::: LISTED ENTRIES :::

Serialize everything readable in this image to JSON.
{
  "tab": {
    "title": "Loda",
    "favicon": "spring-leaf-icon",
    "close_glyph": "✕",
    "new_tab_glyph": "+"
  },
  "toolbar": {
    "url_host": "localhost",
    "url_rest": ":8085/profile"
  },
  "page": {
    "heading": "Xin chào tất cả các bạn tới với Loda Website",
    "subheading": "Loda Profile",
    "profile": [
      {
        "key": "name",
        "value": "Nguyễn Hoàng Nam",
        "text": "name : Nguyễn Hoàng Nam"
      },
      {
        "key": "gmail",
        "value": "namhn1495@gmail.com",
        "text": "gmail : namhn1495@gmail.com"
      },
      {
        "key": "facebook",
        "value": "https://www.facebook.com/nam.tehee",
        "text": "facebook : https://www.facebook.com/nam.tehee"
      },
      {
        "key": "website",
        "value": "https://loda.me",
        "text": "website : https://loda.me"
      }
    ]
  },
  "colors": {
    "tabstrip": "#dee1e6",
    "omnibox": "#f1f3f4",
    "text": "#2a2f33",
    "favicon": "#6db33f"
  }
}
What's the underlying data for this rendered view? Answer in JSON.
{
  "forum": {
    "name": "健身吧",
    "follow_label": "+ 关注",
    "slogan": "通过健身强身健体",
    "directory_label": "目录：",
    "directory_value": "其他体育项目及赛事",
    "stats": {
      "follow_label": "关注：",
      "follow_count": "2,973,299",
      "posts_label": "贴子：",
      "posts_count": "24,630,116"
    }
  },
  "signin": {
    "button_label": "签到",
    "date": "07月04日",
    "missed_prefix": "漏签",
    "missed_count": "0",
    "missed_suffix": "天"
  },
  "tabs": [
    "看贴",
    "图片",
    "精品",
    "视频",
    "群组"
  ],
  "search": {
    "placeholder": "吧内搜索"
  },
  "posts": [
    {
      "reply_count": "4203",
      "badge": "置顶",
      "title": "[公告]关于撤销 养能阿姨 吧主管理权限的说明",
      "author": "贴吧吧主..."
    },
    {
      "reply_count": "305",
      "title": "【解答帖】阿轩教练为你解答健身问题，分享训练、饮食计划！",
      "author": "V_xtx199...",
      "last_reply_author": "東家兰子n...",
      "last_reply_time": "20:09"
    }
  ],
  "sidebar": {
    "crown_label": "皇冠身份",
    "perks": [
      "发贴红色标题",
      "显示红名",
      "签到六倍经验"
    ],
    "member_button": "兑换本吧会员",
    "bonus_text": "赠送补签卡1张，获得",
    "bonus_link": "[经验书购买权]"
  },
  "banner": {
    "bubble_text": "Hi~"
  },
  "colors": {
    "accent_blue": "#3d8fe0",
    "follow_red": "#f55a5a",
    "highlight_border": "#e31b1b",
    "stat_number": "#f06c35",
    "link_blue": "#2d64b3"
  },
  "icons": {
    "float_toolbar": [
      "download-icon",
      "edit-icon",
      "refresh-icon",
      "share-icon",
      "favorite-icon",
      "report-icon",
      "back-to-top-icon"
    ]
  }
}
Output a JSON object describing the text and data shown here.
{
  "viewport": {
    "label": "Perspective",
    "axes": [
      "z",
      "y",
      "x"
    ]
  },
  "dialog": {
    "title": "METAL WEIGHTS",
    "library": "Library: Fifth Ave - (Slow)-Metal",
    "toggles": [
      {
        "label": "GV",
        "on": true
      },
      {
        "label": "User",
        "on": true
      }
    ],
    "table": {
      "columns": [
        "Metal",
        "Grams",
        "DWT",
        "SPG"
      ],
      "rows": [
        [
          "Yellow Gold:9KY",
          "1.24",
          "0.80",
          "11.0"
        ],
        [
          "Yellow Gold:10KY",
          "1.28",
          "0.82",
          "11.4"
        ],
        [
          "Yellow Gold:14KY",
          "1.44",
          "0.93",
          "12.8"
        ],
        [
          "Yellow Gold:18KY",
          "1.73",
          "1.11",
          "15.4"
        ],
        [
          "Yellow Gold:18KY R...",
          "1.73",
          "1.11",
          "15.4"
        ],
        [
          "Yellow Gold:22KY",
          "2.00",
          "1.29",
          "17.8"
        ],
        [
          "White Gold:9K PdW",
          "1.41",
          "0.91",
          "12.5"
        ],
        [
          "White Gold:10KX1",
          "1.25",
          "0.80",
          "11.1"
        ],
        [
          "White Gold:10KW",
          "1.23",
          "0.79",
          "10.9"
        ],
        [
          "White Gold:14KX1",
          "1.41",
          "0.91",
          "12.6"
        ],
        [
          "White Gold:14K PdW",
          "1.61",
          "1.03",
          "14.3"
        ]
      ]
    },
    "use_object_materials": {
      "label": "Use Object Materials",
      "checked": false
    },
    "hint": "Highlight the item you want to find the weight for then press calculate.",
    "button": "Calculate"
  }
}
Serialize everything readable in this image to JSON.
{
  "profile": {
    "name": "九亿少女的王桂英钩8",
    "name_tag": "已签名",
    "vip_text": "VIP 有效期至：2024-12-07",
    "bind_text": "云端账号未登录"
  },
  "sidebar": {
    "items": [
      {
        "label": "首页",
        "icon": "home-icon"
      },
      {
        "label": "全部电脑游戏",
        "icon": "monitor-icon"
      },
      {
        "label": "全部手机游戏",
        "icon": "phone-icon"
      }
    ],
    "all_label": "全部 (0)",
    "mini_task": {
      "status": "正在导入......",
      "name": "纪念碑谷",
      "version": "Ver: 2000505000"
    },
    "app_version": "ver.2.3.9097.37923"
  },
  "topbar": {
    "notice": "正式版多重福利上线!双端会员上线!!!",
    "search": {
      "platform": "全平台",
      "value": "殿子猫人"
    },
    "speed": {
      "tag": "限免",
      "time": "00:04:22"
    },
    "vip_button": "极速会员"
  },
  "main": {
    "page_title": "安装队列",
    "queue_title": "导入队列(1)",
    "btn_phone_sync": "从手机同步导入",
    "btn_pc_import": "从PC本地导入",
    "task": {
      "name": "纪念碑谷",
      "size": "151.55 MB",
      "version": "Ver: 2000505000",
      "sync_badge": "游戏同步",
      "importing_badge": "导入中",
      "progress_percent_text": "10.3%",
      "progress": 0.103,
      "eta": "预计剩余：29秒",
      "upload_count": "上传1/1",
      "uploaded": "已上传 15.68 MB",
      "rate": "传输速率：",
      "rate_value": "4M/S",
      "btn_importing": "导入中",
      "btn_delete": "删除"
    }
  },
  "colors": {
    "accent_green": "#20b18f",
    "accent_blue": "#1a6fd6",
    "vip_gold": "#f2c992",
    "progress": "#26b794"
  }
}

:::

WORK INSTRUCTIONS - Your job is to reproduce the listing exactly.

RESPONSE AREA -
Serialize everything readable in this image to JSON.
{
  "tab": {
    "title": "Loda",
    "favicon": "spring-leaf-icon",
    "close_glyph": "✕",
    "new_tab_glyph": "+"
  },
  "toolbar": {
    "url_host": "localhost",
    "url_rest": ":8085/profile"
  },
  "page": {
    "heading": "Xin chào tất cả các bạn tới với Loda Website",
    "subheading": "Loda Profile",
    "profile": [
      {
        "key": "name",
        "value": "Nguyễn Hoàng Nam",
        "text": "name : Nguyễn Hoàng Nam"
      },
      {
        "key": "gmail",
        "value": "namhn1495@gmail.com",
        "text": "gmail : namhn1495@gmail.com"
      },
      {
        "key": "facebook",
        "value": "https://www.facebook.com/nam.tehee",
        "text": "facebook : https://www.facebook.com/nam.tehee"
      },
      {
        "key": "website",
        "value": "https://loda.me",
        "text": "website : https://loda.me"
      }
    ]
  },
  "colors": {
    "tabstrip": "#dee1e6",
    "omnibox": "#f1f3f4",
    "text": "#2a2f33",
    "favicon": "#6db33f"
  }
}
What's the underlying data for this rendered view? Answer in JSON.
{
  "forum": {
    "name": "健身吧",
    "follow_label": "+ 关注",
    "slogan": "通过健身强身健体",
    "directory_label": "目录：",
    "directory_value": "其他体育项目及赛事",
    "stats": {
      "follow_label": "关注：",
      "follow_count": "2,973,299",
      "posts_label": "贴子：",
      "posts_count": "24,630,116"
    }
  },
  "signin": {
    "button_label": "签到",
    "date": "07月04日",
    "missed_prefix": "漏签",
    "missed_count": "0",
    "missed_suffix": "天"
  },
  "tabs": [
    "看贴",
    "图片",
    "精品",
    "视频",
    "群组"
  ],
  "search": {
    "placeholder": "吧内搜索"
  },
  "posts": [
    {
      "reply_count": "4203",
      "badge": "置顶",
      "title": "[公告]关于撤销 养能阿姨 吧主管理权限的说明",
      "author": "贴吧吧主..."
    },
    {
      "reply_count": "305",
      "title": "【解答帖】阿轩教练为你解答健身问题，分享训练、饮食计划！",
      "author": "V_xtx199...",
      "last_reply_author": "東家兰子n...",
      "last_reply_time": "20:09"
    }
  ],
  "sidebar": {
    "crown_label": "皇冠身份",
    "perks": [
      "发贴红色标题",
      "显示红名",
      "签到六倍经验"
    ],
    "member_button": "兑换本吧会员",
    "bonus_text": "赠送补签卡1张，获得",
    "bonus_link": "[经验书购买权]"
  },
  "banner": {
    "bubble_text": "Hi~"
  },
  "colors": {
    "accent_blue": "#3d8fe0",
    "follow_red": "#f55a5a",
    "highlight_border": "#e31b1b",
    "stat_number": "#f06c35",
    "link_blue": "#2d64b3"
  },
  "icons": {
    "float_toolbar": [
      "download-icon",
      "edit-icon",
      "refresh-icon",
      "share-icon",
      "favorite-icon",
      "report-icon",
      "back-to-top-icon"
    ]
  }
}
Output a JSON object describing the text and data shown here.
{
  "viewport": {
    "label": "Perspective",
    "axes": [
      "z",
      "y",
      "x"
    ]
  },
  "dialog": {
    "title": "METAL WEIGHTS",
    "library": "Library: Fifth Ave - (Slow)-Metal",
    "toggles": [
      {
        "label": "GV",
        "on": true
      },
      {
        "label": "User",
        "on": true
      }
    ],
    "table": {
      "columns": [
        "Metal",
        "Grams",
        "DWT",
        "SPG"
      ],
      "rows": [
        [
          "Yellow Gold:9KY",
          "1.24",
          "0.80",
          "11.0"
        ],
        [
          "Yellow Gold:10KY",
          "1.28",
          "0.82",
          "11.4"
        ],
        [
          "Yellow Gold:14KY",
          "1.44",
          "0.93",
          "12.8"
        ],
        [
          "Yellow Gold:18KY",
          "1.73",
          "1.11",
          "15.4"
        ],
        [
          "Yellow Gold:18KY R...",
          "1.73",
          "1.11",
          "15.4"
        ],
        [
          "Yellow Gold:22KY",
          "2.00",
          "1.29",
          "17.8"
        ],
        [
          "White Gold:9K PdW",
          "1.41",
          "0.91",
          "12.5"
        ],
        [
          "White Gold:10KX1",
          "1.25",
          "0.80",
          "11.1"
        ],
        [
          "White Gold:10KW",
          "1.23",
          "0.79",
          "10.9"
        ],
        [
          "White Gold:14KX1",
          "1.41",
          "0.91",
          "12.6"
        ],
        [
          "White Gold:14K PdW",
          "1.61",
          "1.03",
          "14.3"
        ]
      ]
    },
    "use_object_materials": {
      "label": "Use Object Materials",
      "checked": false
    },
    "hint": "Highlight the item you want to find the weight for then press calculate.",
    "button": "Calculate"
  }
}
Serialize everything readable in this image to JSON.
{
  "profile": {
    "name": "九亿少女的王桂英钩8",
    "name_tag": "已签名",
    "vip_text": "VIP 有效期至：2024-12-07",
    "bind_text": "云端账号未登录"
  },
  "sidebar": {
    "items": [
      {
        "label": "首页",
        "icon": "home-icon"
      },
      {
        "label": "全部电脑游戏",
        "icon": "monitor-icon"
      },
      {
        "label": "全部手机游戏",
        "icon": "phone-icon"
      }
    ],
    "all_label": "全部 (0)",
    "mini_task": {
      "status": "正在导入......",
      "name": "纪念碑谷",
      "version": "Ver: 2000505000"
    },
    "app_version": "ver.2.3.9097.37923"
  },
  "topbar": {
    "notice": "正式版多重福利上线!双端会员上线!!!",
    "search": {
      "platform": "全平台",
      "value": "殿子猫人"
    },
    "speed": {
      "tag": "限免",
      "time": "00:04:22"
    },
    "vip_button": "极速会员"
  },
  "main": {
    "page_title": "安装队列",
    "queue_title": "导入队列(1)",
    "btn_phone_sync": "从手机同步导入",
    "btn_pc_import": "从PC本地导入",
    "task": {
      "name": "纪念碑谷",
      "size": "151.55 MB",
      "version": "Ver: 2000505000",
      "sync_badge": "游戏同步",
      "importing_badge": "导入中",
      "progress_percent_text": "10.3%",
      "progress": 0.103,
      "eta": "预计剩余：29秒",
      "upload_count": "上传1/1",
      "uploaded": "已上传 15.68 MB",
      "rate": "传输速率：",
      "rate_value": "4M/S",
      "btn_importing": "导入中",
      "btn_delete": "删除"
    }
  },
  "colors": {
    "accent_green": "#20b18f",
    "accent_blue": "#1a6fd6",
    "vip_gold": "#f2c992",
    "progress": "#26b794"
  }
}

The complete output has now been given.